What needs to be done: Everything in the listing that follows should be reproduced exactly except the pictures.

*** Block opens ***

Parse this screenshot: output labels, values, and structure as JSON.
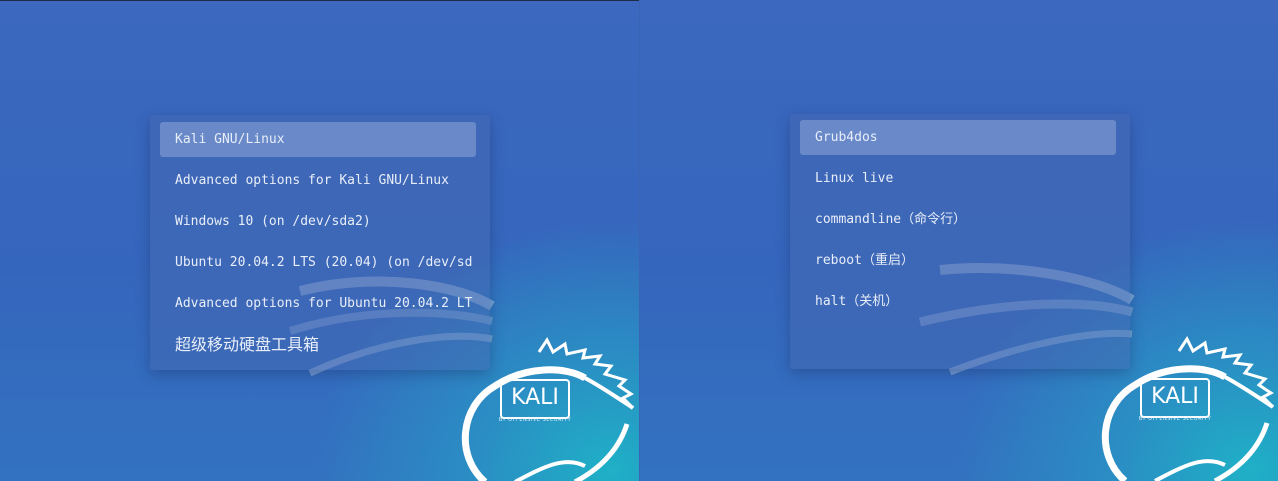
{
  "left_menu": {
    "items": [
      "Kali GNU/Linux",
      "Advanced options for Kali GNU/Linux",
      "Windows 10 (on /dev/sda2)",
      "Ubuntu 20.04.2 LTS (20.04) (on /dev/sd",
      "Advanced options for Ubuntu 20.04.2 LT",
      "超级移动硬盘工具箱"
    ],
    "selected_index": 0
  },
  "right_menu": {
    "items": [
      "Grub4dos",
      "Linux live",
      "commandline（命令行）",
      "reboot（重启）",
      "halt（关机）"
    ],
    "selected_index": 0
  },
  "branding": {
    "logo_text": "KALI",
    "tagline": "BY OFFENSIVE SECURITY"
  }
}
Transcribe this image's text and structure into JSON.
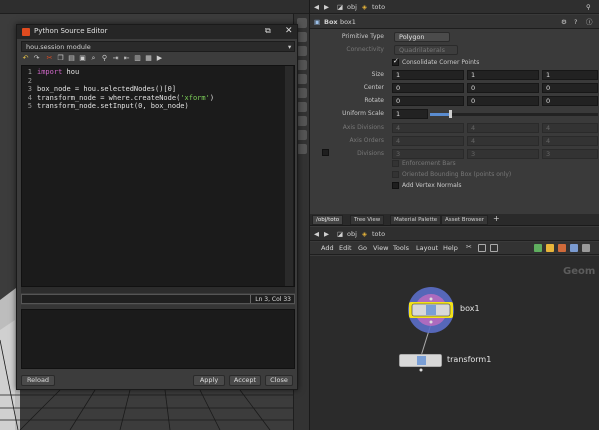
{
  "editor": {
    "title": "Python Source Editor",
    "module": "hou.session module",
    "code_lines": [
      {
        "num": "1",
        "segments": [
          {
            "text": "import",
            "cls": "kw"
          },
          {
            "text": " hou",
            "cls": ""
          }
        ]
      },
      {
        "num": "2",
        "segments": [
          {
            "text": "",
            "cls": ""
          }
        ]
      },
      {
        "num": "3",
        "segments": [
          {
            "text": "box_node = hou.selectedNodes()[0]",
            "cls": ""
          }
        ]
      },
      {
        "num": "4",
        "segments": [
          {
            "text": "transform_node = where.createNode(",
            "cls": ""
          },
          {
            "text": "'xform'",
            "cls": "str"
          },
          {
            "text": ")",
            "cls": ""
          }
        ]
      },
      {
        "num": "5",
        "segments": [
          {
            "text": "transform_node.setInput(0, box_node)",
            "cls": ""
          }
        ]
      }
    ],
    "cursor_position": "Ln 3, Col 33",
    "buttons": {
      "reload": "Reload",
      "apply": "Apply",
      "accept": "Accept",
      "close": "Close"
    }
  },
  "params": {
    "path": "obj",
    "path_node": "toto",
    "node_type": "Box",
    "node_name": "box1",
    "primitive_type_label": "Primitive Type",
    "primitive_type_value": "Polygon",
    "connectivity_label": "Connectivity",
    "connectivity_value": "Quadrilaterals",
    "consolidate_label": "Consolidate Corner Points",
    "size_label": "Size",
    "size_values": [
      "1",
      "1",
      "1"
    ],
    "center_label": "Center",
    "center_values": [
      "0",
      "0",
      "0"
    ],
    "rotate_label": "Rotate",
    "rotate_values": [
      "0",
      "0",
      "0"
    ],
    "uniform_scale_label": "Uniform Scale",
    "uniform_scale_value": "1",
    "axis_divisions_label": "Axis Divisions",
    "axis_divisions_values": [
      "4",
      "4",
      "4"
    ],
    "axis_orders_label": "Axis Orders",
    "axis_orders_values": [
      "4",
      "4",
      "4"
    ],
    "divisions_label": "Divisions",
    "divisions_values": [
      "3",
      "3",
      "3"
    ],
    "enforcement_label": "Enforcement Bars",
    "oriented_label": "Oriented Bounding Box (points only)",
    "vertex_normals_label": "Add Vertex Normals"
  },
  "network": {
    "tabs": [
      "/obj/toto",
      "Tree View",
      "Material Palette",
      "Asset Browser",
      "+"
    ],
    "path": "obj",
    "path_node": "toto",
    "menus": [
      "Add",
      "Edit",
      "Go",
      "View",
      "Tools",
      "Layout",
      "Help"
    ],
    "context_label": "Geom",
    "nodes": {
      "box": "box1",
      "transform": "transform1"
    }
  },
  "colors": {
    "accent_blue": "#5a8cd0",
    "selection_yellow": "#f2e21a",
    "houdini_orange": "#e04b1f"
  }
}
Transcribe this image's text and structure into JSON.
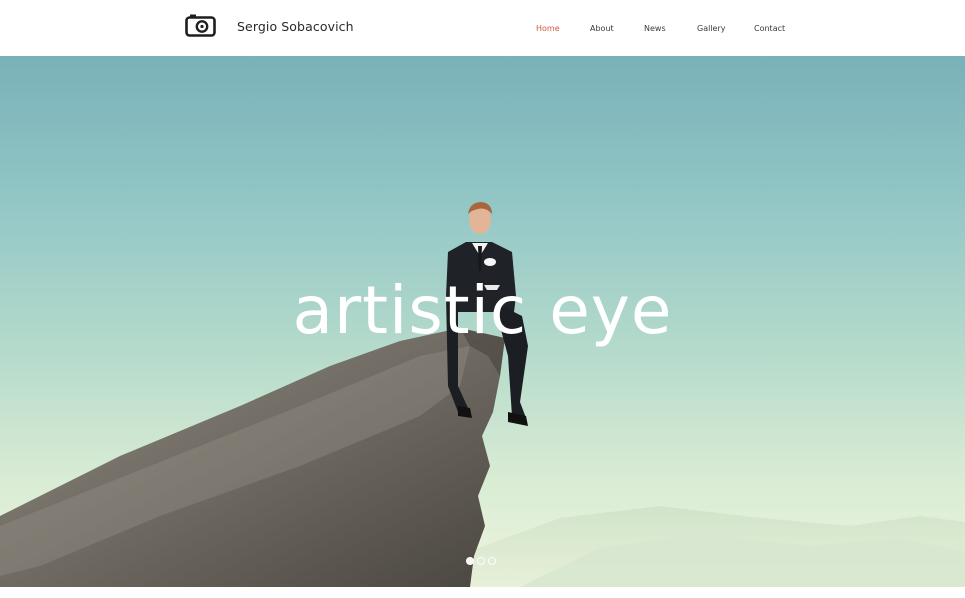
{
  "header": {
    "site_name": "Sergio Sobacovich",
    "logo_icon": "camera-icon"
  },
  "nav": {
    "items": [
      {
        "label": "Home",
        "active": true
      },
      {
        "label": "About",
        "active": false
      },
      {
        "label": "News",
        "active": false
      },
      {
        "label": "Gallery",
        "active": false
      },
      {
        "label": "Contact",
        "active": false
      }
    ],
    "active_color": "#d4573b"
  },
  "hero": {
    "headline": "artistic eye",
    "slides": [
      {
        "active": true
      },
      {
        "active": false
      },
      {
        "active": false
      }
    ]
  }
}
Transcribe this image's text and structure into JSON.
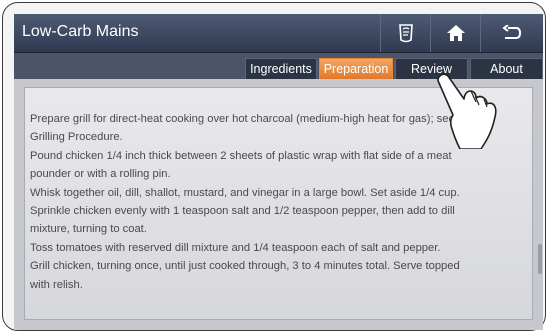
{
  "window": {
    "title": "Low-Carb Mains"
  },
  "toolbar": {
    "recipe_icon": "recipe-card-icon",
    "home_icon": "home-icon",
    "back_icon": "back-arrow-icon"
  },
  "tabs": [
    {
      "label": "Ingredients",
      "active": false
    },
    {
      "label": "Preparation",
      "active": true
    },
    {
      "label": "Review",
      "active": false
    },
    {
      "label": "About",
      "active": false
    }
  ],
  "content": {
    "lines": [
      "Prepare grill for direct-heat cooking over hot charcoal (medium-high heat for gas); see",
      "Grilling Procedure.",
      "Pound chicken 1/4 inch thick between 2 sheets of plastic wrap with flat side of a meat",
      "pounder or with a rolling pin.",
      "Whisk together oil, dill, shallot, mustard, and vinegar in a large bowl. Set aside 1/4 cup.",
      "Sprinkle chicken evenly with 1 teaspoon salt and 1/2 teaspoon pepper, then add to dill",
      "mixture, turning to coat.",
      "Toss tomatoes with reserved dill mixture and 1/4 teaspoon each of salt and pepper.",
      "Grill chicken, turning once, until just cooked through, 3 to 4 minutes total. Serve topped",
      "with relish."
    ]
  },
  "colors": {
    "titlebar": "#3d4860",
    "active_tab": "#e88a3c",
    "text": "#4a4a4a"
  }
}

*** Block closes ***

Finished exercise:
Parse this screenshot: output labels, values, and structure as JSON.
{
  "left_menu": {
    "items": [
      "Kali GNU/Linux",
      "Advanced options for Kali GNU/Linux",
      "Windows 10 (on /dev/sda2)",
      "Ubuntu 20.04.2 LTS (20.04) (on /dev/sd",
      "Advanced options for Ubuntu 20.04.2 LT",
      "超级移动硬盘工具箱"
    ],
    "selected_index": 0
  },
  "right_menu": {
    "items": [
      "Grub4dos",
      "Linux live",
      "commandline（命令行）",
      "reboot（重启）",
      "halt（关机）"
    ],
    "selected_index": 0
  },
  "branding": {
    "logo_text": "KALI",
    "tagline": "BY OFFENSIVE SECURITY"
  }
}
Transcribe this image's text and structure into JSON.
{
  "editor": {
    "title": "Python Source Editor",
    "module": "hou.session module",
    "code_lines": [
      {
        "num": "1",
        "segments": [
          {
            "text": "import",
            "cls": "kw"
          },
          {
            "text": " hou",
            "cls": ""
          }
        ]
      },
      {
        "num": "2",
        "segments": [
          {
            "text": "",
            "cls": ""
          }
        ]
      },
      {
        "num": "3",
        "segments": [
          {
            "text": "box_node = hou.selectedNodes()[0]",
            "cls": ""
          }
        ]
      },
      {
        "num": "4",
        "segments": [
          {
            "text": "transform_node = where.createNode(",
            "cls": ""
          },
          {
            "text": "'xform'",
            "cls": "str"
          },
          {
            "text": ")",
            "cls": ""
          }
        ]
      },
      {
        "num": "5",
        "segments": [
          {
            "text": "transform_node.setInput(0, box_node)",
            "cls": ""
          }
        ]
      }
    ],
    "cursor_position": "Ln 3, Col 33",
    "buttons": {
      "reload": "Reload",
      "apply": "Apply",
      "accept": "Accept",
      "close": "Close"
    }
  },
  "params": {
    "path": "obj",
    "path_node": "toto",
    "node_type": "Box",
    "node_name": "box1",
    "primitive_type_label": "Primitive Type",
    "primitive_type_value": "Polygon",
    "connectivity_label": "Connectivity",
    "connectivity_value": "Quadrilaterals",
    "consolidate_label": "Consolidate Corner Points",
    "size_label": "Size",
    "size_values": [
      "1",
      "1",
      "1"
    ],
    "center_label": "Center",
    "center_values": [
      "0",
      "0",
      "0"
    ],
    "rotate_label": "Rotate",
    "rotate_values": [
      "0",
      "0",
      "0"
    ],
    "uniform_scale_label": "Uniform Scale",
    "uniform_scale_value": "1",
    "axis_divisions_label": "Axis Divisions",
    "axis_divisions_values": [
      "4",
      "4",
      "4"
    ],
    "axis_orders_label": "Axis Orders",
    "axis_orders_values": [
      "4",
      "4",
      "4"
    ],
    "divisions_label": "Divisions",
    "divisions_values": [
      "3",
      "3",
      "3"
    ],
    "enforcement_label": "Enforcement Bars",
    "oriented_label": "Oriented Bounding Box (points only)",
    "vertex_normals_label": "Add Vertex Normals"
  },
  "network": {
    "tabs": [
      "/obj/toto",
      "Tree View",
      "Material Palette",
      "Asset Browser",
      "+"
    ],
    "path": "obj",
    "path_node": "toto",
    "menus": [
      "Add",
      "Edit",
      "Go",
      "View",
      "Tools",
      "Layout",
      "Help"
    ],
    "context_label": "Geom",
    "nodes": {
      "box": "box1",
      "transform": "transform1"
    }
  },
  "colors": {
    "accent_blue": "#5a8cd0",
    "selection_yellow": "#f2e21a",
    "houdini_orange": "#e04b1f"
  }
}
Transcribe this image's text and structure into JSON.
{
  "header": {
    "site_name": "Sergio Sobacovich",
    "logo_icon": "camera-icon"
  },
  "nav": {
    "items": [
      {
        "label": "Home",
        "active": true
      },
      {
        "label": "About",
        "active": false
      },
      {
        "label": "News",
        "active": false
      },
      {
        "label": "Gallery",
        "active": false
      },
      {
        "label": "Contact",
        "active": false
      }
    ],
    "active_color": "#d4573b"
  },
  "hero": {
    "headline": "artistic eye",
    "slides": [
      {
        "active": true
      },
      {
        "active": false
      },
      {
        "active": false
      }
    ]
  }
}
Transcribe this image's text and structure into JSON.
{
  "window": {
    "title": "Low-Carb Mains"
  },
  "toolbar": {
    "recipe_icon": "recipe-card-icon",
    "home_icon": "home-icon",
    "back_icon": "back-arrow-icon"
  },
  "tabs": [
    {
      "label": "Ingredients",
      "active": false
    },
    {
      "label": "Preparation",
      "active": true
    },
    {
      "label": "Review",
      "active": false
    },
    {
      "label": "About",
      "active": false
    }
  ],
  "content": {
    "lines": [
      "Prepare grill for direct-heat cooking over hot charcoal (medium-high heat for gas); see",
      "Grilling Procedure.",
      "Pound chicken 1/4 inch thick between 2 sheets of plastic wrap with flat side of a meat",
      "pounder or with a rolling pin.",
      "Whisk together oil, dill, shallot, mustard, and vinegar in a large bowl. Set aside 1/4 cup.",
      "Sprinkle chicken evenly with 1 teaspoon salt and 1/2 teaspoon pepper, then add to dill",
      "mixture, turning to coat.",
      "Toss tomatoes with reserved dill mixture and 1/4 teaspoon each of salt and pepper.",
      "Grill chicken, turning once, until just cooked through, 3 to 4 minutes total. Serve topped",
      "with relish."
    ]
  },
  "colors": {
    "titlebar": "#3d4860",
    "active_tab": "#e88a3c",
    "text": "#4a4a4a"
  }
}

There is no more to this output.